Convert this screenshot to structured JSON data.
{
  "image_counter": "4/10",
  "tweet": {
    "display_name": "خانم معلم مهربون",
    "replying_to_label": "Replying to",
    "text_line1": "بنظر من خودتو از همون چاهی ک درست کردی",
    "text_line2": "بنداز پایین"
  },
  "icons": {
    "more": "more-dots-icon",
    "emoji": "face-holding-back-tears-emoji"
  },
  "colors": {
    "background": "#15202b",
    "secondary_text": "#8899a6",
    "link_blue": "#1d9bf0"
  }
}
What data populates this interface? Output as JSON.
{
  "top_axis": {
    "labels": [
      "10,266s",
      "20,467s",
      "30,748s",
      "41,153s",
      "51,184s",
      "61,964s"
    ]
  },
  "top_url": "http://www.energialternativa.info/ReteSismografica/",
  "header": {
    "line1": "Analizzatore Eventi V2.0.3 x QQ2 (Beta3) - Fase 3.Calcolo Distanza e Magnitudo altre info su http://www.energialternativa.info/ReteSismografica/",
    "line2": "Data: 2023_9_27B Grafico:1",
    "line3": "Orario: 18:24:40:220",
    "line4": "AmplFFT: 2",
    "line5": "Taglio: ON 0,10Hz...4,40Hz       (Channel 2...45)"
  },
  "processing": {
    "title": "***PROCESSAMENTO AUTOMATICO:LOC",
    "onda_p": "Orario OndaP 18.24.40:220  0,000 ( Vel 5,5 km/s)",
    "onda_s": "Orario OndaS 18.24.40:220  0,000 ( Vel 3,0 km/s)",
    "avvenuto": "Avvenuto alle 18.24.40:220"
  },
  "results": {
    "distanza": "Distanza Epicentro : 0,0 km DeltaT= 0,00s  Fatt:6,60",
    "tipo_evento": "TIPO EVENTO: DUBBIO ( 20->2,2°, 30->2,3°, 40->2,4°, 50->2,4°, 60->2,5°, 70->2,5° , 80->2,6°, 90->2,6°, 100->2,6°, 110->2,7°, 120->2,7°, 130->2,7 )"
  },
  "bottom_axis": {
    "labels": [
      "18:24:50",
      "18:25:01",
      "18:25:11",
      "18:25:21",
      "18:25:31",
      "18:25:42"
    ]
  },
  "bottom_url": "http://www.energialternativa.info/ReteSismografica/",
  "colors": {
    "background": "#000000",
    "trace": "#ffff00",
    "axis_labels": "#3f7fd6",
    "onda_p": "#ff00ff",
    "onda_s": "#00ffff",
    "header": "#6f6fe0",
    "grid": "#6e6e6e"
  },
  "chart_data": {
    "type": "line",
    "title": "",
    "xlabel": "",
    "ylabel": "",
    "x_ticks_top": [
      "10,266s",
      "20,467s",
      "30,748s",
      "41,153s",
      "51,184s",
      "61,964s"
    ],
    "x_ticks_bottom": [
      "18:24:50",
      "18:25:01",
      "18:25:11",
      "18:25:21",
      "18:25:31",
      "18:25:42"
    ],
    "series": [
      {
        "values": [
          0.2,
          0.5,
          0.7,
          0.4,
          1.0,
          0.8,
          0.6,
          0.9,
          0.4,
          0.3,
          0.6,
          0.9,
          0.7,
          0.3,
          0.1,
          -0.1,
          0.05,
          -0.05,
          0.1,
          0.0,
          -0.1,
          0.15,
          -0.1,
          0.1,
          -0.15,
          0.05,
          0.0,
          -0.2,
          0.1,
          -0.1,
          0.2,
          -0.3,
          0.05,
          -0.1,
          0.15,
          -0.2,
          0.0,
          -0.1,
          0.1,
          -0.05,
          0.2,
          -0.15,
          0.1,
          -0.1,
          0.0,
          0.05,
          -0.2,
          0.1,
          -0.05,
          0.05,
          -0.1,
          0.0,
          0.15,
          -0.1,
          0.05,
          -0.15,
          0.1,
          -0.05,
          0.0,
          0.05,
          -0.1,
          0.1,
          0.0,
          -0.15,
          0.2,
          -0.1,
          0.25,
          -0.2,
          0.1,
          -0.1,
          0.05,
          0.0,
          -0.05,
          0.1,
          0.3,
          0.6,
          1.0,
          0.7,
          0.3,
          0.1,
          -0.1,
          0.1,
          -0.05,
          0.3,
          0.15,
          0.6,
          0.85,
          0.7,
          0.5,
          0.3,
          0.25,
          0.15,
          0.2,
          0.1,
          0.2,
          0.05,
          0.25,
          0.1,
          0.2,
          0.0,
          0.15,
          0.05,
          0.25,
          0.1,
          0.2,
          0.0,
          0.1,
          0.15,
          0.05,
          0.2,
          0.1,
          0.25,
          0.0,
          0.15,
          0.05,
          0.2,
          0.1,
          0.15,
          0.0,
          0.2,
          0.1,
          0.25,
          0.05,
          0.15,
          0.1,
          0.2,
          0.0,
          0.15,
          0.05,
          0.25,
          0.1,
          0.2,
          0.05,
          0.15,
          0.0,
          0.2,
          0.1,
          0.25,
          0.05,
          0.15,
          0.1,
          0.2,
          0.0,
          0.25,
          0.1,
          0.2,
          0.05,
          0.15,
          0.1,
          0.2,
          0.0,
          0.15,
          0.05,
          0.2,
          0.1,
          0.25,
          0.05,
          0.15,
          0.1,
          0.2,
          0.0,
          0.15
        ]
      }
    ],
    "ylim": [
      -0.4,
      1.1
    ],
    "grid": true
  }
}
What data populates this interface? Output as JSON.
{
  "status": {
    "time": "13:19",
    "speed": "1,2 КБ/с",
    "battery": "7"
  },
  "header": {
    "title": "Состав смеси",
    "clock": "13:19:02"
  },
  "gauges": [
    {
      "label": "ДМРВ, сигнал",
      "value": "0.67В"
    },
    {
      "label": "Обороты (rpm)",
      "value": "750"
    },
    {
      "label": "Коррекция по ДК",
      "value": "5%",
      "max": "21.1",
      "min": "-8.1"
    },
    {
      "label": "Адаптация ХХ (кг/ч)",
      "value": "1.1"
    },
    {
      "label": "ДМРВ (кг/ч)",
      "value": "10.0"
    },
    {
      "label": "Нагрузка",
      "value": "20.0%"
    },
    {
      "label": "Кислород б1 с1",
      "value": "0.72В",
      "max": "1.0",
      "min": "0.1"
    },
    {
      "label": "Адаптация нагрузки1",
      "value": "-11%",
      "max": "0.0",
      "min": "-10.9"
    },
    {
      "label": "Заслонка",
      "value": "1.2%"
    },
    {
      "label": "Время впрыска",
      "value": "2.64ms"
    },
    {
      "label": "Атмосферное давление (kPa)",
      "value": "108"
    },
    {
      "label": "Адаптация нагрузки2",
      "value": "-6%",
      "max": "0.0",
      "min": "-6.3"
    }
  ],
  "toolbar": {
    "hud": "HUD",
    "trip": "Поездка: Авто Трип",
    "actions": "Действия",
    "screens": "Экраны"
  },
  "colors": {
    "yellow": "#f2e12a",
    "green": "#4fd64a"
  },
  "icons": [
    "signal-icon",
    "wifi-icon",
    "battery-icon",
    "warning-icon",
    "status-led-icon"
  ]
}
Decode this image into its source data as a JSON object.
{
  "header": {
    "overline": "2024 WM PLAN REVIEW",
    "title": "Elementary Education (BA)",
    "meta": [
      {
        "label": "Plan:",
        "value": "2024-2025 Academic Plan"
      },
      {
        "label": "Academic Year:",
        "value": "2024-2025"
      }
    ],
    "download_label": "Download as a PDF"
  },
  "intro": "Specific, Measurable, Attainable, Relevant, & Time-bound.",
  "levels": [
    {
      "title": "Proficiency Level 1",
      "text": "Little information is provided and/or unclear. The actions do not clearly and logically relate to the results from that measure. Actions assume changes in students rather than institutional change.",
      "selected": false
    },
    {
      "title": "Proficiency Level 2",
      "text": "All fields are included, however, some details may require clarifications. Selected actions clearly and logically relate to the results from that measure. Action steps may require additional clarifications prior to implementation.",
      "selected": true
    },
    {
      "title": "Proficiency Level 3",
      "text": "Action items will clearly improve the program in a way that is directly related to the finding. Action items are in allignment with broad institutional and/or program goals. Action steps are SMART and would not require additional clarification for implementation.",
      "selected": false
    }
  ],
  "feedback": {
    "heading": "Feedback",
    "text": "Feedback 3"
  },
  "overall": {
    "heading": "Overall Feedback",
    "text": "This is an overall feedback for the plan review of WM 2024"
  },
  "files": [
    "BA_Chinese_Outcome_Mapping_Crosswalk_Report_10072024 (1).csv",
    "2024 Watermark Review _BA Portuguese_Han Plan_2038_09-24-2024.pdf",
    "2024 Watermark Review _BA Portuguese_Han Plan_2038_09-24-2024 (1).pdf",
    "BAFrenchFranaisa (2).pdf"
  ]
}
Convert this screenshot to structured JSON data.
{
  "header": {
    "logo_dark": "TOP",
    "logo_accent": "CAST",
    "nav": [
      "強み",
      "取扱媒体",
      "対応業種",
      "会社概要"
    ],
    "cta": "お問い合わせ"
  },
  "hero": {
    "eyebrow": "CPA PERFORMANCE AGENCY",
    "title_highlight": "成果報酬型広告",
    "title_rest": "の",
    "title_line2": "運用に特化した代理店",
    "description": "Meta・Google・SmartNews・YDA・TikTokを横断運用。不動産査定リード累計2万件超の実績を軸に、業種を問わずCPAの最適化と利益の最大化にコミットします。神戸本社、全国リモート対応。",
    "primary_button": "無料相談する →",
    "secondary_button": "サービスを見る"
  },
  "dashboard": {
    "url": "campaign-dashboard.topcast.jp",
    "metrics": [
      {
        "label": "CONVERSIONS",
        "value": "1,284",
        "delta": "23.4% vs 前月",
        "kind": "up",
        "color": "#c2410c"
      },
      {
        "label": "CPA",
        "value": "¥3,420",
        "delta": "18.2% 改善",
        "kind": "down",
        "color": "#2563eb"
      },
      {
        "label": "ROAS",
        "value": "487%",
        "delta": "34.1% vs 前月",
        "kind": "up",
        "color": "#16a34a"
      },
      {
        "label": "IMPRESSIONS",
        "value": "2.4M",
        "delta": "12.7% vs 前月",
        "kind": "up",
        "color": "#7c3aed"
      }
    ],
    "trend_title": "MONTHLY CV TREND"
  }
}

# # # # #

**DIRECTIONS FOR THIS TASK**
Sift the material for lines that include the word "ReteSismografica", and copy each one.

**EXERCISE ANSWER**
  "top_url": "http://www.energialternativa.info/ReteSismografica/",
    "line1": "Analizzatore Eventi V2.0.3 x QQ2 (Beta3) - Fase 3.Calcolo Distanza e Magnitudo altre info su http://www.energialternativa.info/ReteSismografica/",
  "bottom_url": "http://www.energialternativa.info/ReteSismografica/",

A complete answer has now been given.